"In recent weeks, ISIS has consolidated its control over a large area in eastern Syria, where it has established a safe haven, from which external operations can be planned," said a senior U.S. counterterrorism official.
Mosul, Iraq may be the city where ISIS leader Abu Bakr al-Baghdadi publicly proclaimed the existence of a new Islamic state, or “caliphate,” but the capital of his domain is Raqqa, in eastern Syria. The city of 220,000 is where ISIS is at its strongest, and also the place that officials and experts fear could serve as a base of operations for terrorists.
"The Sunni region of Iraq remains an active and chaotic battlefield for the most part, while there are areas of eastern Syria which have become secure redoubts for both ISIS and Jabhat al-Nusrah (the al-Qaeda affiliate fighting in Syria) and serve as home to fixed training camps, bases, and headquarters for these jihadi groups," said Evan Kohlmann of Flashpoint Intelligence, an NBC News analyst. "It is these locations, such as the city of Raqqa, that present the most serious potential terrorist threat to Western countries including the United States."
Until recently, ISIS and al-Nusrah, the two most powerful Islamist groups in the Syrian resistance, had been battling for dominance in the region. About nine months ago, they had a falling out over tactics. Al Qaeda central objected to the wanton killing of Shia Muslim civilians by ISIS, and reminded the Islamic world that it supported al-Nusrah, its local affiliate.
In the past few weeks, however, ISIS has consolidated its control over Eastern Syria, even if that ascendance.
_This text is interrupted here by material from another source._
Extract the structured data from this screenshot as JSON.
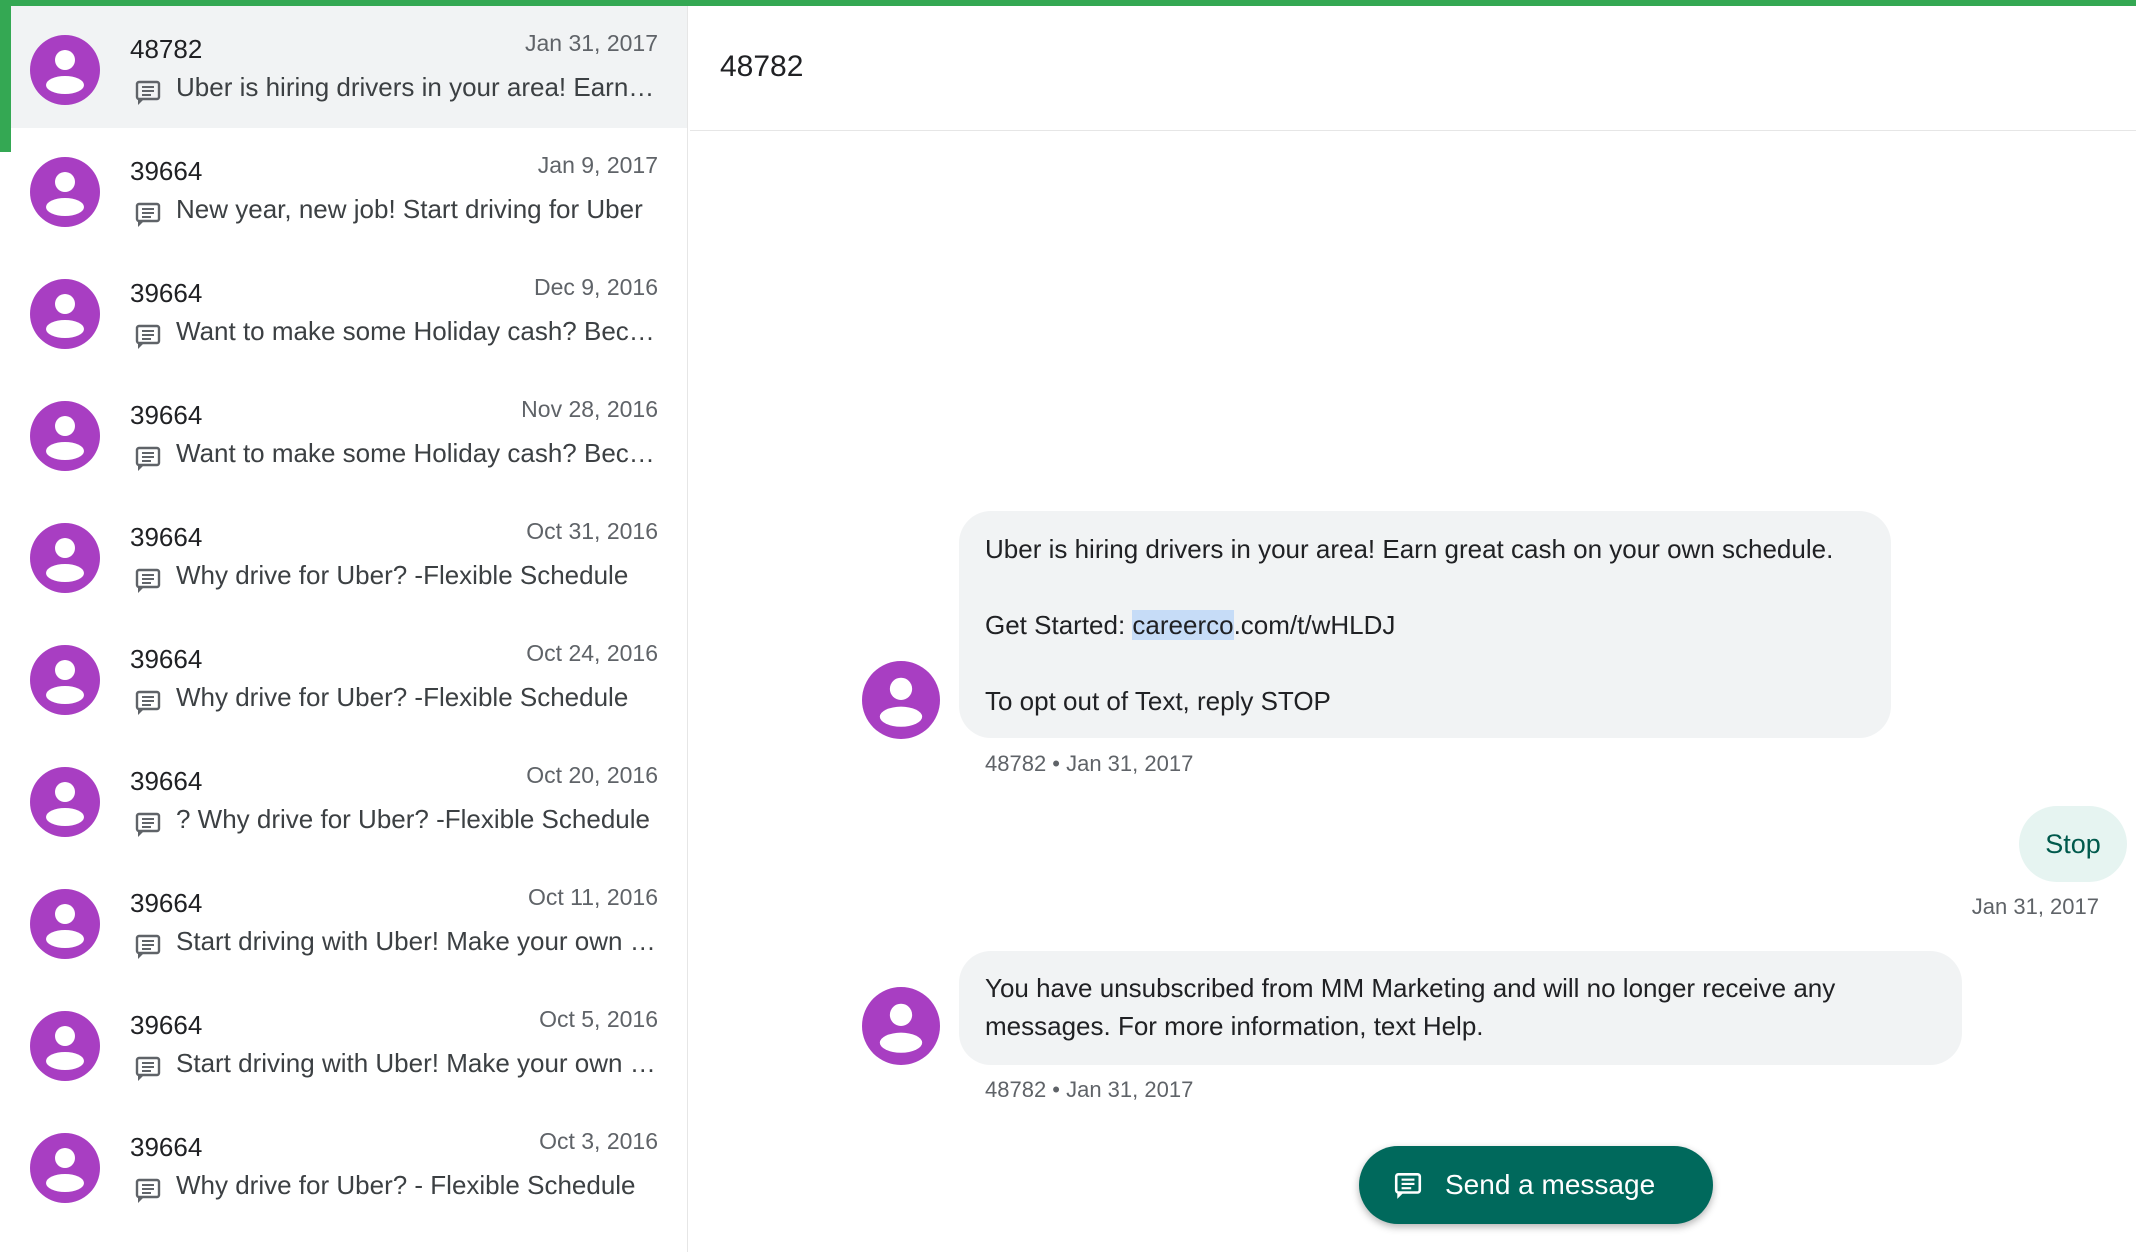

"There is always a lot of back and forth on gains between ISIS and Nusrah," said Michael Leiter, former director of the National Counterterrorism Center and an NBC News analyst. "Certainly ISIS feels even more secure in eastern Syria than it does in Iraq and in that regard it shows that the fight against ISIS must clearly be a transborder one."
The question for U.S. intelligence in this mix is the intentions of ISIS -- particularly its leader, al-Baghdadi, who has called for attacks on the west and U.S. As of yet, he hasn't carried them out, perhaps because he is too busy with the fight in Iraq and the establishment of the caliphate, said one U.S. counter-terrorism official.
Still, says the official, there is growing concern about the ambitions of al-Baghdadi, whose real name is Ibrahim Awad al-Badry. As one U.S. official said, he is certainly ambitious enough to name himself caliph, official political successor to the Prophet Muhammad. And the violence he has reaped across the two countries, killing thousands in the last year alone speaks to his ruthlessness. Moreover, U.S. officials note that al Baghdadi was captured and held by the U.S. military for ten months in 2004. From February through December, he was a prisoner at Camp Bucca near Basra in southern Iraq. Officials are reviewing records to determine if there's anything to be gleaned about his intentions.
Officials say there is already intelligence that some radical groups in eastern Syria, not necessarily either ISIS or al-Nusrah, have reached out to bombmakers in Yemen, asking for help in sophisticated bomb-making, but perhaps signaling a more expansive role beyond the current battlefield.
The U.S. is limited in what it can do as long as it retains its policy of not conducting military operations in Syria or Iraq, but Kohlmann suggests that if there is intelligence of planning, the U.S. may be forced to act.
"Any serious effort to strike at the ability of ISIS to launch attacks on the United States would almost certainly have to focus on these areas as much (if not more so) than Iraqi territory."